Read the text then choose true or false for the statements following it.
The Great Pacific Garbage Patch is a huge area of sea twice the size of Texas that is polluted with plastic. It is often misleadingly portrayed in photographs as a huge floating mass of large plastic pieces almost solid enough to walk on. This is however not what it really looks like - the garbage patch is more like a garbage soup. There is a significant amount of obvious floating surface debris, but much of the plastic is in the form of tiny particles of less than 5mm in diameter (termed microplastics) floating on and just below the surface of the ocean.
Over the last 30 to 40 years, millions of tonnes of plastic have entered the oceans. Some has been illegally tipped at sea, but most comes from the land, from poorly run landfill sites and industrial waste, or from litter that has not been properly disposed of. This litter gets swept into drains and ends up in rivers – so plastic cups or bags carelessly dropped could end up in the sea. Through the actions of winds and currents the floating plastic debris accumulates. Over time the plastic breaks down through degradation due to sunlight and the action of waves. Many of the resultant plastic particles end up being accidentally ingested by marine animals, which can die of starvation because of the plastic filling their stomachs. The particles also act like sponges for harmful chemicals in the sea that have come from industry and agriculture over the last decades. The particles absorb these materials and effectively become toxic. The entry of plastic pieces and the absorbed toxic chemicals into our food chain should certainly be of concern, although it is not yet known whether this has a long-term effect on human health.
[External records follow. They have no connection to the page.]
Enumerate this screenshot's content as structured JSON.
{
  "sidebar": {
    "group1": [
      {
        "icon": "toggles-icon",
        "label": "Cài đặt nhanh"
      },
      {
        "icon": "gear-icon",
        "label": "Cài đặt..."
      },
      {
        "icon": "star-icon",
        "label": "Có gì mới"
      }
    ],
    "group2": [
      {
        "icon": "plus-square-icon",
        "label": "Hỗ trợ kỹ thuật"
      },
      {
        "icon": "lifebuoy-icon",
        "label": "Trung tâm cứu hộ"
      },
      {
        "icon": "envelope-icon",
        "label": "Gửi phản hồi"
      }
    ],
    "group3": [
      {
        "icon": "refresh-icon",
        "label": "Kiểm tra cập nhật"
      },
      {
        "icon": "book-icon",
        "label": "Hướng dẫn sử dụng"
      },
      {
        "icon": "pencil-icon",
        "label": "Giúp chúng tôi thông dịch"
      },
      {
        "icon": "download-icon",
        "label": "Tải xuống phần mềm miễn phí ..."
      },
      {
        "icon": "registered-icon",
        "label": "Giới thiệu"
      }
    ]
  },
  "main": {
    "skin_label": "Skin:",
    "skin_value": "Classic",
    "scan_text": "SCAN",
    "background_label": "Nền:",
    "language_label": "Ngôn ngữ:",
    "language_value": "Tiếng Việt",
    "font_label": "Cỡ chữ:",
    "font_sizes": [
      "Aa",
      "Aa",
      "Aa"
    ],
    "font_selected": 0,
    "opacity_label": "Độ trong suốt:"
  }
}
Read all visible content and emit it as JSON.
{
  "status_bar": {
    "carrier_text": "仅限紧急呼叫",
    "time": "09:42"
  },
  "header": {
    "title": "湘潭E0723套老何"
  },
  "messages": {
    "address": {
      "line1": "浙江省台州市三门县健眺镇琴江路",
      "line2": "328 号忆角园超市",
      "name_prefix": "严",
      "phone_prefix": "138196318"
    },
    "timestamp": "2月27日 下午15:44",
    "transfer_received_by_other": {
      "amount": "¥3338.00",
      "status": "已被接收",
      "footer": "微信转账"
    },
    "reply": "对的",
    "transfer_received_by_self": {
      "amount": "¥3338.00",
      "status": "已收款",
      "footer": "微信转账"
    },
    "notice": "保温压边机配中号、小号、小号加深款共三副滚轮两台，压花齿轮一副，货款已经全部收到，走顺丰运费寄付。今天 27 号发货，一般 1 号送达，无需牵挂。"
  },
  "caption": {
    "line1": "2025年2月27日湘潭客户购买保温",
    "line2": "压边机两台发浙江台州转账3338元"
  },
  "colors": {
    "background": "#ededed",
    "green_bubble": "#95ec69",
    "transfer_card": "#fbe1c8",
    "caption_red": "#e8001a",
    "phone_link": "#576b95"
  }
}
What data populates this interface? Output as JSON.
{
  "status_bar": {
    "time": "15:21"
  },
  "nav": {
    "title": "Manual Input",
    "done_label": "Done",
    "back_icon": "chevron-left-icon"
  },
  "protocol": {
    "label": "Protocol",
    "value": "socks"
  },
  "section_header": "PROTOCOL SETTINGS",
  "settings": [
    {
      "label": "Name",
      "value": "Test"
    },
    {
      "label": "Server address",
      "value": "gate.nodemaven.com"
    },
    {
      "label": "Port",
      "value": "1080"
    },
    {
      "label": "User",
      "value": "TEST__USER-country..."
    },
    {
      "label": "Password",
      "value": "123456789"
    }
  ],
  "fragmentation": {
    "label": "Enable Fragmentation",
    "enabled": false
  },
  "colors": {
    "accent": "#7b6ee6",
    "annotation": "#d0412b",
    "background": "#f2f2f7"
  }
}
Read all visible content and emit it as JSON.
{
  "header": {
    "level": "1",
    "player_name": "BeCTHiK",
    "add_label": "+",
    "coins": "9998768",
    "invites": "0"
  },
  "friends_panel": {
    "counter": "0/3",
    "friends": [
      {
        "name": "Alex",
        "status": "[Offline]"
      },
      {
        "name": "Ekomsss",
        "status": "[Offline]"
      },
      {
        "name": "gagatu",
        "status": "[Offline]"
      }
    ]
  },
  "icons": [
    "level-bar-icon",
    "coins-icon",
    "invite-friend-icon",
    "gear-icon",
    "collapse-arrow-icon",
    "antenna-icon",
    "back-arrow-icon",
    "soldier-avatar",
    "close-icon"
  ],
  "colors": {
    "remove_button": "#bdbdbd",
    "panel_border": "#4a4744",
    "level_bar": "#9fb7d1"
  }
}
The oceanic garbage patches rotate and move, and areas of highest density of plastic within the patches are also not static, making a clean-up very challenging. To attempt to do this by skimming off the surface-water would not only be very costly in terms of both money and energy, but also fish and small marine life would be accidentally removed. Because the middle of the oceans are not owned or controlled by any one country, this global issue would require the participation and cooperation of many countries.
It is allowed to dump rubbish into the sea.
There are in fact no large plastic pieces in the Garbage Patch, just microplastics.
If marine animals eat plastic particles, it affects their digestive system.
Countries must challenge each other to clean up the oceans.